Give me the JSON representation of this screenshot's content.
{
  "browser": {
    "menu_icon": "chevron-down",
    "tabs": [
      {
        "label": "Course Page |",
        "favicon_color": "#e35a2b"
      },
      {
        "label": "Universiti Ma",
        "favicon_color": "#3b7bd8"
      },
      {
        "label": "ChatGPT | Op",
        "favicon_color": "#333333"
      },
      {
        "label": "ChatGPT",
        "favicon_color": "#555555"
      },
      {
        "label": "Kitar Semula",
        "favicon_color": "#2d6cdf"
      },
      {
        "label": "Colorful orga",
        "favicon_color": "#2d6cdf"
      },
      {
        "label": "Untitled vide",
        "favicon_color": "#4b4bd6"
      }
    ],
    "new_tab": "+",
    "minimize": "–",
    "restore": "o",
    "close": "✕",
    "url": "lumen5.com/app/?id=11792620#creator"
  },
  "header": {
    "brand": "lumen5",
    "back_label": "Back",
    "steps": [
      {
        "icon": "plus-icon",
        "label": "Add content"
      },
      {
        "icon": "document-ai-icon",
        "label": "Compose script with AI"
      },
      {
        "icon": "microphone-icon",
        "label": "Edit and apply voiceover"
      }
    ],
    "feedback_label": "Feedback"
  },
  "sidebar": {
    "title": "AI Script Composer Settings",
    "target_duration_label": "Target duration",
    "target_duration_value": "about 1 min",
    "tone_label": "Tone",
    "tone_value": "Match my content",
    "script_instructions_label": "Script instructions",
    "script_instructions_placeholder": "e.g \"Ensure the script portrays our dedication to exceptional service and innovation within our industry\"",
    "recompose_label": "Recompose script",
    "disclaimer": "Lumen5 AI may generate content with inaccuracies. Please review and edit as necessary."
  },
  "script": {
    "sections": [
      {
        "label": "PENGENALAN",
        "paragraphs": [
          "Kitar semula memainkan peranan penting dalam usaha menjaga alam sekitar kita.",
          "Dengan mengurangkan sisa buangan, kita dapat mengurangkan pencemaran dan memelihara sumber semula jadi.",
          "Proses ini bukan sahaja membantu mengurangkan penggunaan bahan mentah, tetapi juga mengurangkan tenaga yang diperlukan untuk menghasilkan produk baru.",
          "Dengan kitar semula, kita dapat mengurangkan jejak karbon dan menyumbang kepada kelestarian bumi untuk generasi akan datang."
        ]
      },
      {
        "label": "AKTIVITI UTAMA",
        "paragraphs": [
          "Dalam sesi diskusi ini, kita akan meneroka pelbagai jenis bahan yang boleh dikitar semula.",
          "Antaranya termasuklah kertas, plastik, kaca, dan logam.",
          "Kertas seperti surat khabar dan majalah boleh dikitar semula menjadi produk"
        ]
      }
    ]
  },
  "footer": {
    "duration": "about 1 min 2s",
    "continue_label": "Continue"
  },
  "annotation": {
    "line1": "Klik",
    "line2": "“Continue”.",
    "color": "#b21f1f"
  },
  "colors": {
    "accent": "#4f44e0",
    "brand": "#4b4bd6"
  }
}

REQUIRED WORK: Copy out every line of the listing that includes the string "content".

YOUR RESPONSE:
Give me the JSON representation of this screenshot's content.
        "label": "Add content"
    "tone_value": "Match my content",
    "disclaimer": "Lumen5 AI may generate content with inaccuracies. Please review and edit as necessary."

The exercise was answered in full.